Although all state laws that currently restrict abortion include an exception to save the life of the mother, what constitutes a life-threatening scenario is not always clear. This means that doctors in abortion-banning states may have to weigh the pregnant person’s medical risk against possible legal ramifications.
“It’s less about coverage and more about whether providers in states that ban abortion are going to provide the care,” said Katie Keith, research faculty member at the Center on Health Insurance Reforms at Georgetown University. “All of these laws are designed to chill the behavior, to make it so unappealing or scary to providers that they prevent them from doing it at all.”

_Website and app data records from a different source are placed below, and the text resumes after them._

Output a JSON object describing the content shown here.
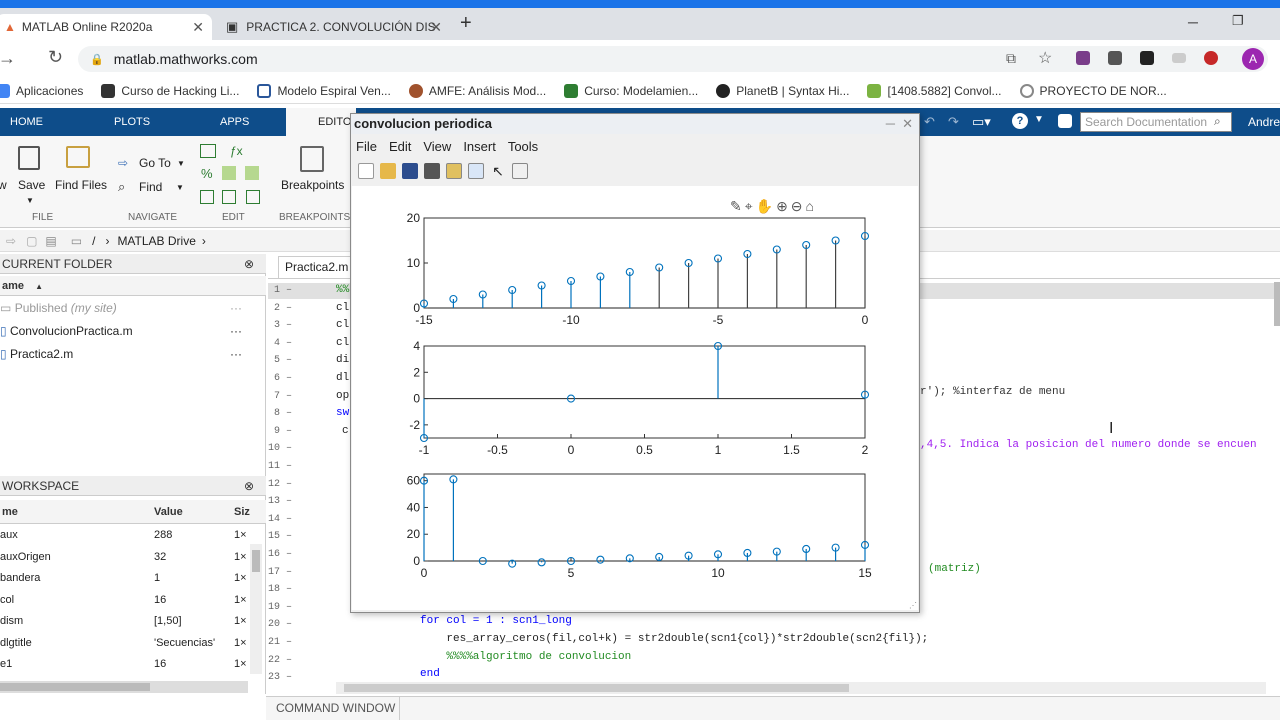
{
  "browser": {
    "tabs": [
      {
        "title": "MATLAB Online R2020a",
        "active": true
      },
      {
        "title": "PRACTICA 2. CONVOLUCIÓN DIS",
        "active": false
      }
    ],
    "new_tab": "+",
    "url": "matlab.mathworks.com",
    "profile_initial": "A",
    "bookmarks": [
      "Aplicaciones",
      "Curso de Hacking Li...",
      "Modelo Espiral Ven...",
      "AMFE: Análisis Mod...",
      "Curso: Modelamien...",
      "PlanetB | Syntax Hi...",
      "[1408.5882] Convol...",
      "PROYECTO DE NOR..."
    ]
  },
  "matlab": {
    "tabs": [
      "HOME",
      "PLOTS",
      "APPS",
      "EDITOR"
    ],
    "search_placeholder": "Search Documentation",
    "user": "Andre",
    "ribbon": {
      "new_short": "w",
      "save": "Save",
      "find_files": "Find Files",
      "goto": "Go To",
      "find": "Find",
      "breakpoints": "Breakpoints",
      "sections": [
        "FILE",
        "NAVIGATE",
        "EDIT",
        "BREAKPOINTS"
      ]
    },
    "path": [
      "/",
      "MATLAB Drive"
    ],
    "current_folder": {
      "title": "CURRENT FOLDER",
      "column": "ame",
      "items": [
        {
          "name": "Published",
          "note": "(my site)"
        },
        {
          "name": "ConvolucionPractica.m",
          "note": ""
        },
        {
          "name": "Practica2.m",
          "note": ""
        }
      ]
    },
    "workspace": {
      "title": "WORKSPACE",
      "columns": [
        "me",
        "Value",
        "Siz"
      ],
      "rows": [
        {
          "name": "aux",
          "value": "288",
          "size": "1×"
        },
        {
          "name": "auxOrigen",
          "value": "32",
          "size": "1×"
        },
        {
          "name": "bandera",
          "value": "1",
          "size": "1×"
        },
        {
          "name": "col",
          "value": "16",
          "size": "1×"
        },
        {
          "name": "dism",
          "value": "[1,50]",
          "size": "1×"
        },
        {
          "name": "dlgtitle",
          "value": "'Secuencias'",
          "size": "1×"
        },
        {
          "name": "e1",
          "value": "16",
          "size": "1×"
        }
      ]
    },
    "editor": {
      "tab": "Practica2.m",
      "line_numbers": [
        "1",
        "2",
        "3",
        "4",
        "5",
        "6",
        "7",
        "8",
        "9",
        "10",
        "11",
        "12",
        "13",
        "14",
        "15",
        "16",
        "17",
        "18",
        "19",
        "20",
        "21",
        "22",
        "23"
      ],
      "left_fragments": [
        "%%",
        "cl",
        "cl",
        "cl",
        "di",
        "dl",
        "op",
        "sw",
        "c"
      ],
      "right_fragments": [
        {
          "text": "r'); %interfaz de menu",
          "color": "#333"
        },
        {
          "text": ",4,5. Indica la posicion del numero donde se encuen",
          "color": "#a020f0"
        },
        {
          "text": "(matriz)",
          "color": "#228b22"
        }
      ],
      "bottom_code": [
        {
          "text": "for col = 1 : scn1_long",
          "color": "#0000ff"
        },
        {
          "text": "    res_array_ceros(fil,col+k) = str2double(scn1{col})*str2double(scn2{fil});",
          "color": "#222"
        },
        {
          "text": "    %%%%algoritmo de convolucion",
          "color": "#228b22"
        },
        {
          "text": "end",
          "color": "#0000ff"
        }
      ]
    },
    "command_window": "COMMAND WINDOW"
  },
  "figure": {
    "title": "convolucion periodica",
    "menu": [
      "File",
      "Edit",
      "View",
      "Insert",
      "Tools"
    ],
    "stem_color": "#0072bd"
  },
  "chart_data": [
    {
      "type": "stem",
      "xlim": [
        -15,
        0
      ],
      "ylim": [
        0,
        20
      ],
      "xticks": [
        "-15",
        "-10",
        "-5",
        "0"
      ],
      "yticks": [
        "0",
        "10",
        "20"
      ],
      "x": [
        -15,
        -14,
        -13,
        -12,
        -11,
        -10,
        -9,
        -8,
        -7,
        -6,
        -5,
        -4,
        -3,
        -2,
        -1,
        0
      ],
      "y": [
        1,
        2,
        3,
        4,
        5,
        6,
        7,
        8,
        9,
        10,
        11,
        12,
        13,
        14,
        15,
        16
      ],
      "stems_colored_until_x": -8
    },
    {
      "type": "stem",
      "xlim": [
        -1,
        2
      ],
      "ylim": [
        -3,
        4
      ],
      "xticks": [
        "-1",
        "-0.5",
        "0",
        "0.5",
        "1",
        "1.5",
        "2"
      ],
      "yticks": [
        "-2",
        "0",
        "2",
        "4"
      ],
      "x": [
        -1,
        0,
        1,
        2
      ],
      "y": [
        -3,
        0,
        4,
        0.3
      ]
    },
    {
      "type": "stem",
      "xlim": [
        0,
        15
      ],
      "ylim": [
        0,
        65
      ],
      "xticks": [
        "0",
        "5",
        "10",
        "15"
      ],
      "yticks": [
        "0",
        "20",
        "40",
        "60"
      ],
      "x": [
        0,
        1,
        2,
        3,
        4,
        5,
        6,
        7,
        8,
        9,
        10,
        11,
        12,
        13,
        14,
        15
      ],
      "y": [
        60,
        61,
        0,
        -2,
        -1,
        0,
        1,
        2,
        3,
        4,
        5,
        6,
        7,
        9,
        10,
        12
      ]
    }
  ]
}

3. Can residents of states where abortion is illegal receive out-of-state coverage or travel assistance?
Over the past few weeks, many large employers – including Microsoft, Bank of America, Disney and Netflix – have said they will be rolling out programs to help with travel expenses so that workers or other beneficiaries in prohibiting states can travel for abortions elsewhere.

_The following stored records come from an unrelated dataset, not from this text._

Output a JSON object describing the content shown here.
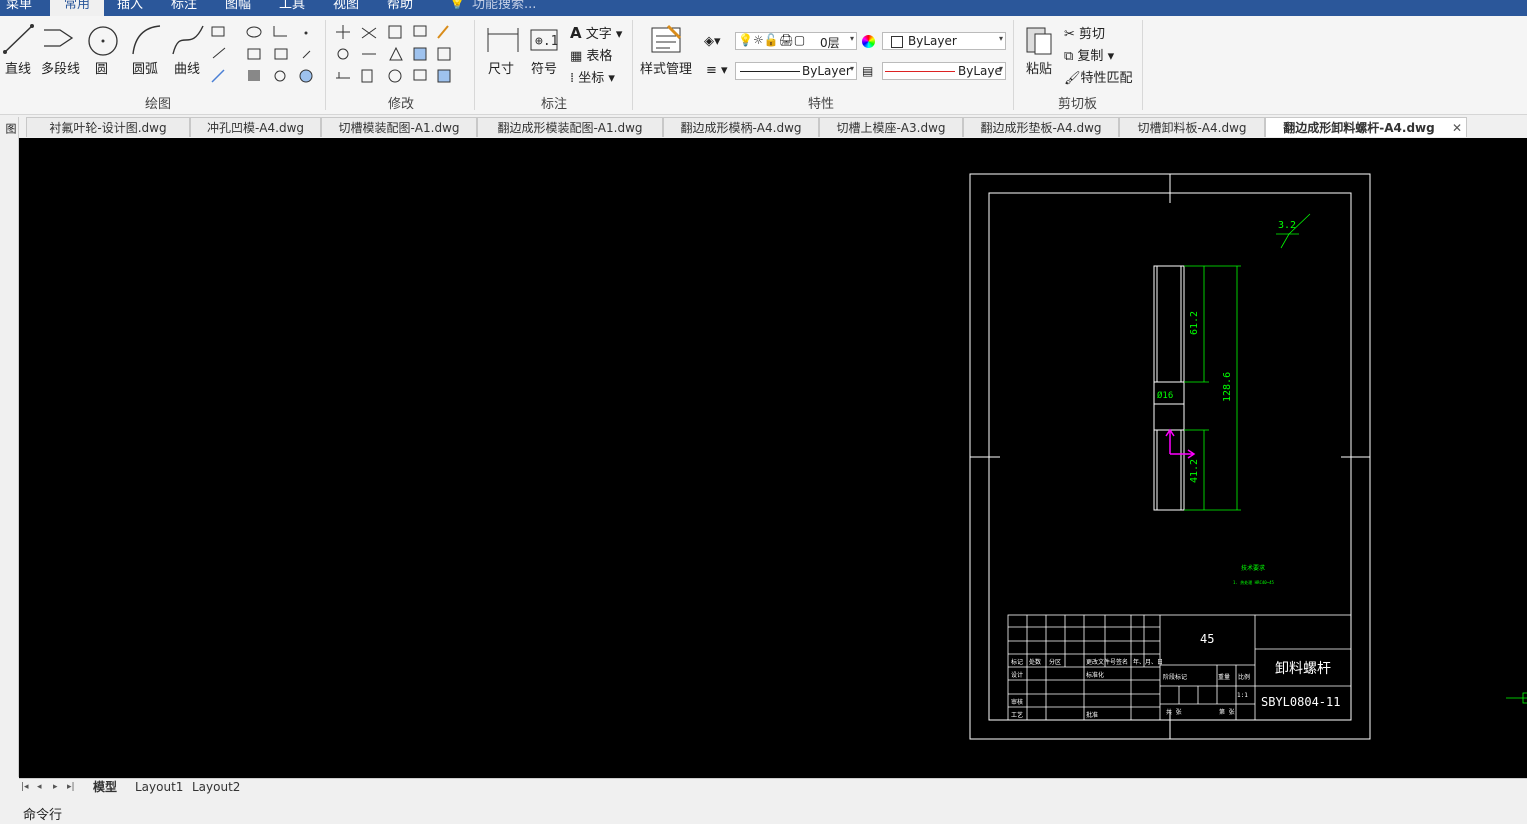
{
  "menu": [
    "菜单",
    "常用",
    "插入",
    "标注",
    "图幅",
    "工具",
    "视图",
    "帮助"
  ],
  "search_placeholder": "功能搜索...",
  "ribbon": {
    "draw": {
      "label": "绘图",
      "tools": [
        "直线",
        "多段线",
        "圆",
        "圆弧",
        "曲线"
      ]
    },
    "modify": {
      "label": "修改"
    },
    "annotate": {
      "label": "标注",
      "dim": "尺寸",
      "symbol": "符号",
      "text": "文字",
      "table": "表格",
      "coord": "坐标"
    },
    "style": {
      "label": "样式管理"
    },
    "props": {
      "label": "特性",
      "layer": "0层",
      "color": "ByLayer",
      "linetype": "ByLayer",
      "lineweight": "ByLayе"
    },
    "clipboard": {
      "label": "剪切板",
      "paste": "粘贴",
      "cut": "剪切",
      "copy": "复制",
      "match": "特性匹配"
    }
  },
  "tabs": [
    "衬氟叶轮-设计图.dwg",
    "冲孔凹模-A4.dwg",
    "切槽模装配图-A1.dwg",
    "翻边成形模装配图-A1.dwg",
    "翻边成形模柄-A4.dwg",
    "切槽上模座-A3.dwg",
    "翻边成形垫板-A4.dwg",
    "切槽卸料板-A4.dwg",
    "翻边成形卸料螺杆-A4.dwg"
  ],
  "active_tab": 8,
  "left_toolbar": "图",
  "drawing": {
    "roughness": "3.2",
    "dims": [
      "61.2",
      "128.6",
      "Ø16",
      "41.2"
    ],
    "tech_req": "技术要求",
    "tech_note": "1. 热处理 HRC40~45",
    "material": "45",
    "part_name": "卸料螺杆",
    "part_no": "SBYL0804-11",
    "scale": "1:1",
    "title_cells": [
      "标记",
      "处数",
      "分区",
      "更改文件号",
      "签名",
      "年、月、日",
      "设计",
      "标准化",
      "审核",
      "工艺",
      "批准",
      "阶段标记",
      "重量",
      "比例",
      "共 张",
      "第 张"
    ]
  },
  "layouts": [
    "模型",
    "Layout1",
    "Layout2"
  ],
  "command_label": "命令行",
  "colors": {
    "accent": "#2b579a",
    "canvas": "#000000",
    "dim": "#00ff00",
    "frame": "#ffffff",
    "ucs": "#ff00ff"
  }
}
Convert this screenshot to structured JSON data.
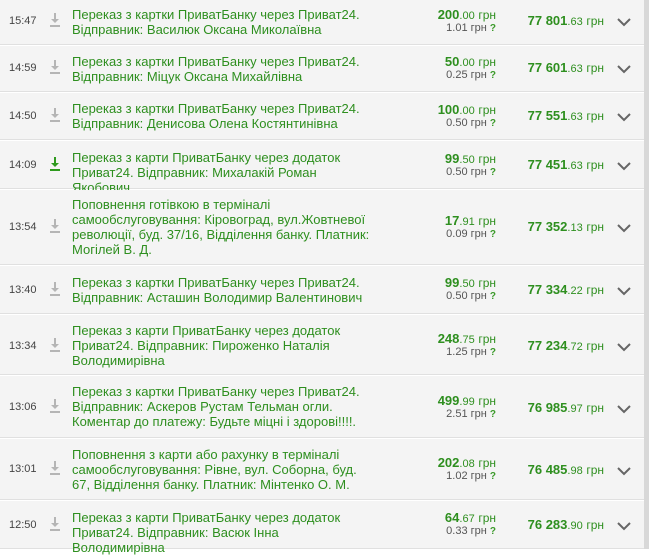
{
  "colors": {
    "accent": "#2e8f1f",
    "row_bg": "#f4f4f4",
    "divider": "#e0e0e0"
  },
  "rows": [
    {
      "time": "15:47",
      "desc": "Переказ з картки ПриватБанку через Приват24. Відправник: Василюк Оксана Миколаївна",
      "amount_int": "200",
      "amount_kop": ".00",
      "currency": "грн",
      "fee": "1.01 грн",
      "balance_int": "77 801",
      "balance_kop": ".63",
      "balance_cur": "грн",
      "icon": "download-icon-gray"
    },
    {
      "time": "14:59",
      "desc": "Переказ з картки ПриватБанку через Приват24. Відправник: Міцук Оксана Михайлівна",
      "amount_int": "50",
      "amount_kop": ".00",
      "currency": "грн",
      "fee": "0.25 грн",
      "balance_int": "77 601",
      "balance_kop": ".63",
      "balance_cur": "грн",
      "icon": "download-icon-gray"
    },
    {
      "time": "14:50",
      "desc": "Переказ з картки ПриватБанку через Приват24. Відправник: Денисова Олена Костянтинівна",
      "amount_int": "100",
      "amount_kop": ".00",
      "currency": "грн",
      "fee": "0.50 грн",
      "balance_int": "77 551",
      "balance_kop": ".63",
      "balance_cur": "грн",
      "icon": "download-icon-gray"
    },
    {
      "time": "14:09",
      "desc": "Переказ з карти ПриватБанку через додаток Приват24. Відправник: Михалакій Роман Якобович",
      "amount_int": "99",
      "amount_kop": ".50",
      "currency": "грн",
      "fee": "0.50 грн",
      "balance_int": "77 451",
      "balance_kop": ".63",
      "balance_cur": "грн",
      "icon": "download-icon-green"
    },
    {
      "time": "13:54",
      "desc": "Поповнення готівкою в терміналі самообслуговування: Кіровоград, вул.Жовтневої революції, буд. 37/16, Відділення банку. Платник: Могілей В. Д.",
      "amount_int": "17",
      "amount_kop": ".91",
      "currency": "грн",
      "fee": "0.09 грн",
      "balance_int": "77 352",
      "balance_kop": ".13",
      "balance_cur": "грн",
      "icon": "download-icon-gray"
    },
    {
      "time": "13:40",
      "desc": "Переказ з картки ПриватБанку через Приват24. Відправник: Асташин Володимир Валентинович",
      "amount_int": "99",
      "amount_kop": ".50",
      "currency": "грн",
      "fee": "0.50 грн",
      "balance_int": "77 334",
      "balance_kop": ".22",
      "balance_cur": "грн",
      "icon": "download-icon-gray"
    },
    {
      "time": "13:34",
      "desc": "Переказ з карти ПриватБанку через додаток Приват24. Відправник: Пироженко Наталія Володимирівна",
      "amount_int": "248",
      "amount_kop": ".75",
      "currency": "грн",
      "fee": "1.25 грн",
      "balance_int": "77 234",
      "balance_kop": ".72",
      "balance_cur": "грн",
      "icon": "download-icon-gray"
    },
    {
      "time": "13:06",
      "desc": "Переказ з картки ПриватБанку через Приват24. Відправник: Аскеров Рустам Тельман огли. Коментар до платежу: Будьте міцні і здорові!!!!.",
      "amount_int": "499",
      "amount_kop": ".99",
      "currency": "грн",
      "fee": "2.51 грн",
      "balance_int": "76 985",
      "balance_kop": ".97",
      "balance_cur": "грн",
      "icon": "download-icon-gray"
    },
    {
      "time": "13:01",
      "desc": "Поповнення з карти або рахунку в терміналі самообслуговування: Рівне, вул. Соборна, буд. 67, Відділення банку. Платник: Мінтенко О. М.",
      "amount_int": "202",
      "amount_kop": ".08",
      "currency": "грн",
      "fee": "1.02 грн",
      "balance_int": "76 485",
      "balance_kop": ".98",
      "balance_cur": "грн",
      "icon": "download-icon-gray"
    },
    {
      "time": "12:50",
      "desc": "Переказ з карти ПриватБанку через додаток Приват24. Відправник: Васюк Інна Володимирівна",
      "amount_int": "64",
      "amount_kop": ".67",
      "currency": "грн",
      "fee": "0.33 грн",
      "balance_int": "76 283",
      "balance_kop": ".90",
      "balance_cur": "грн",
      "icon": "download-icon-gray"
    }
  ]
}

But it’s not as simple as it seems. Employers will need to determine whether workers access this benefit through the health plan or other method of reimbursement. Protection of private life, too, can be a problem. Some consultants also said employers will need to consider whether their travel reimbursement conflicts with other rules. If an employer, for example, covers travel costs for abortion procedures but not for an eating disorder clinic, does this violate the Mental Health Parity and Addiction Equity Act? If a plan does not have providers willing or able to perform abortions, does it violate state or federal network adequacy rules?

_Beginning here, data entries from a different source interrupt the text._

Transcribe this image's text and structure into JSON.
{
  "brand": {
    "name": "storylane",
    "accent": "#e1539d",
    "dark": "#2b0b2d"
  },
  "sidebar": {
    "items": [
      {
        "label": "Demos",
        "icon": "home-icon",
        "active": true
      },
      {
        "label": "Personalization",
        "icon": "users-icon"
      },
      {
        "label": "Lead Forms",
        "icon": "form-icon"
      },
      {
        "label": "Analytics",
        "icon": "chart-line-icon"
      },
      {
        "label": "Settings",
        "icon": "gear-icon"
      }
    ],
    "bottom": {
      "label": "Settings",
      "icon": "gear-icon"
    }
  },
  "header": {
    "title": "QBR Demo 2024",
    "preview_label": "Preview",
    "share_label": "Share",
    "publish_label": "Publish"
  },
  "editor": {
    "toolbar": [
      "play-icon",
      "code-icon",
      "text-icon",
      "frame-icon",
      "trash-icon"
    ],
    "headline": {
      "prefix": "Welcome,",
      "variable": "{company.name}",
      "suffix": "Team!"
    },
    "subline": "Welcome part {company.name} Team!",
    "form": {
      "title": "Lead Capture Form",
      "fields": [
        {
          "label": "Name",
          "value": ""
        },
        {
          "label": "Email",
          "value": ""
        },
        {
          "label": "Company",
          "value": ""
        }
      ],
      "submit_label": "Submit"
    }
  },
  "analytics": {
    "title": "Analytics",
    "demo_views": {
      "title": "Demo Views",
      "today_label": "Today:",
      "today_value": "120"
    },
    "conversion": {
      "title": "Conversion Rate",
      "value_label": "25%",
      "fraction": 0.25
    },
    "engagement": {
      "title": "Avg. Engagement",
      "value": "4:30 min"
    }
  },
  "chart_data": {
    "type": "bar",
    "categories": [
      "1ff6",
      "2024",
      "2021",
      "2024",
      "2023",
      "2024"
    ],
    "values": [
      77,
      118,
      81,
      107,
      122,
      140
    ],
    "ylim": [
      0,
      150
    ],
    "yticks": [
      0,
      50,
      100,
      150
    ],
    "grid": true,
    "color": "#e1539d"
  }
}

Lawmakers need to think about these conflicts, said Jessica Waltman, vice president of compliance at benefits company MZQ Consulting. “They could put all employer-sponsored group plans in their state in a very precarious position if this state law prohibits them from complying with federal law,” she said, especially if they restrict access to benefits under the Pregnancy Discrimination Act.
There are other potential conflicts if an employer is in a state that allows abortion but a worker is in a state that restricts it. “If I’m an Oregon-based company, my insurance plan should provide abortion coverage, but what do I do about an employee in Oklahoma? I don’t know the answer” , said Rene Thornedirector at Jackson Lewis, where she oversees litigation involving self-insured businesses.
It’s also unclear whether state laws will target insurers, employers or others who provide benefits, including travel or televisiting, for abortion services.
Laws that restrict abortion, Thorne wrote in a white paper for customers, generally apply to the provider of medical care and sometimes to those who “aid or abet” abortion. Some states, including Texas, allow private citizens to sue for $10,000 anyone who offers an illegal abortion or helps someone access an abortion.
Whether these laws are applied to employers or insurers will undoubtedly end up in court.
“We are in uncharted territory here, as we have never been in a situation where plans, as well as their sponsoring employers and those who administer the plans, could face criminal liability in connection with a plan benefit,” said Seth Perettadirector of the Groom Law Group, which advises employers.
The answers won’t come soon, but “there will be so much litigation about this,” Thorne said.